Segment Open
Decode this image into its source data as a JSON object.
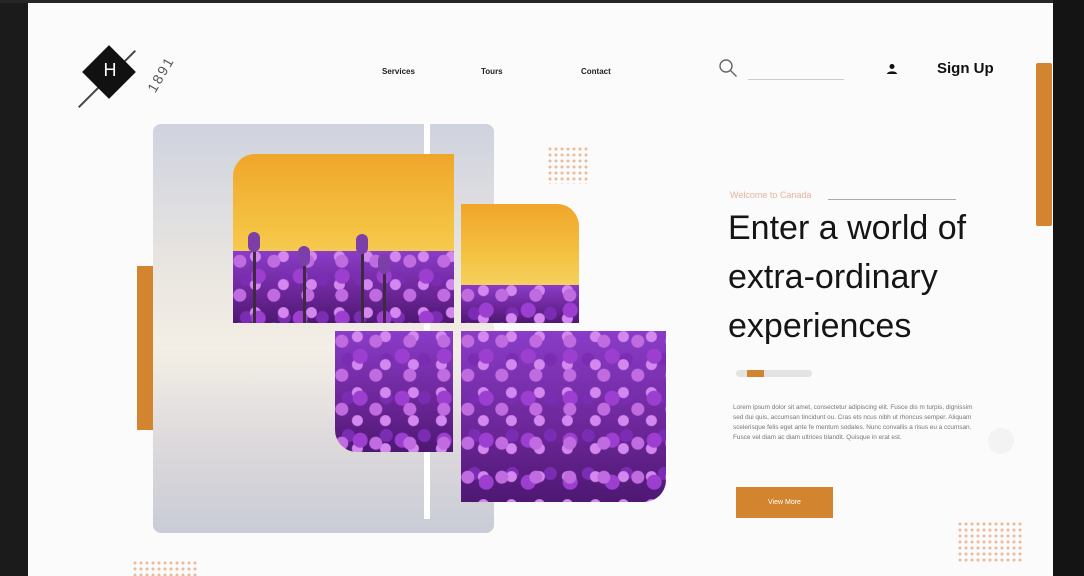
{
  "brand": {
    "letter": "H",
    "year": "1891"
  },
  "nav": {
    "services": "Services",
    "tours": "Tours",
    "contact": "Contact"
  },
  "header": {
    "signup_label": "Sign Up"
  },
  "hero": {
    "welcome": "Welcome to Canada",
    "headline": "Enter a world of extra-ordinary experiences",
    "body": "Lorem ipsum dolor sit amet, consectetur adipiscing elit. Fusce dis m turpis, dignissim sed dui quis, accumsan tincidunt ou. Cras ets ncus nibh ut rhoncus semper. Aliquam scelerisque felis eget ante fe mentum sodales. Nunc convallis a risus eu a ccumsan. Fusce vel diam ac diam ultrices blandit. Quisque in erat est.",
    "cta_label": "View More",
    "slider": {
      "current": 2,
      "total": 4
    }
  },
  "colors": {
    "accent": "#d2842f",
    "text": "#151515",
    "background": "#fbfbfb"
  },
  "icons": {
    "search": "search-icon",
    "user": "user-icon"
  }
}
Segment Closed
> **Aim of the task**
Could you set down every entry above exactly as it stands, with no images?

> **Written answer**
Decode this image into its source data as a JSON object.
{
  "brand": {
    "letter": "H",
    "year": "1891"
  },
  "nav": {
    "services": "Services",
    "tours": "Tours",
    "contact": "Contact"
  },
  "header": {
    "signup_label": "Sign Up"
  },
  "hero": {
    "welcome": "Welcome to Canada",
    "headline": "Enter a world of extra-ordinary experiences",
    "body": "Lorem ipsum dolor sit amet, consectetur adipiscing elit. Fusce dis m turpis, dignissim sed dui quis, accumsan tincidunt ou. Cras ets ncus nibh ut rhoncus semper. Aliquam scelerisque felis eget ante fe mentum sodales. Nunc convallis a risus eu a ccumsan. Fusce vel diam ac diam ultrices blandit. Quisque in erat est.",
    "cta_label": "View More",
    "slider": {
      "current": 2,
      "total": 4
    }
  },
  "colors": {
    "accent": "#d2842f",
    "text": "#151515",
    "background": "#fbfbfb"
  },
  "icons": {
    "search": "search-icon",
    "user": "user-icon"
  }
}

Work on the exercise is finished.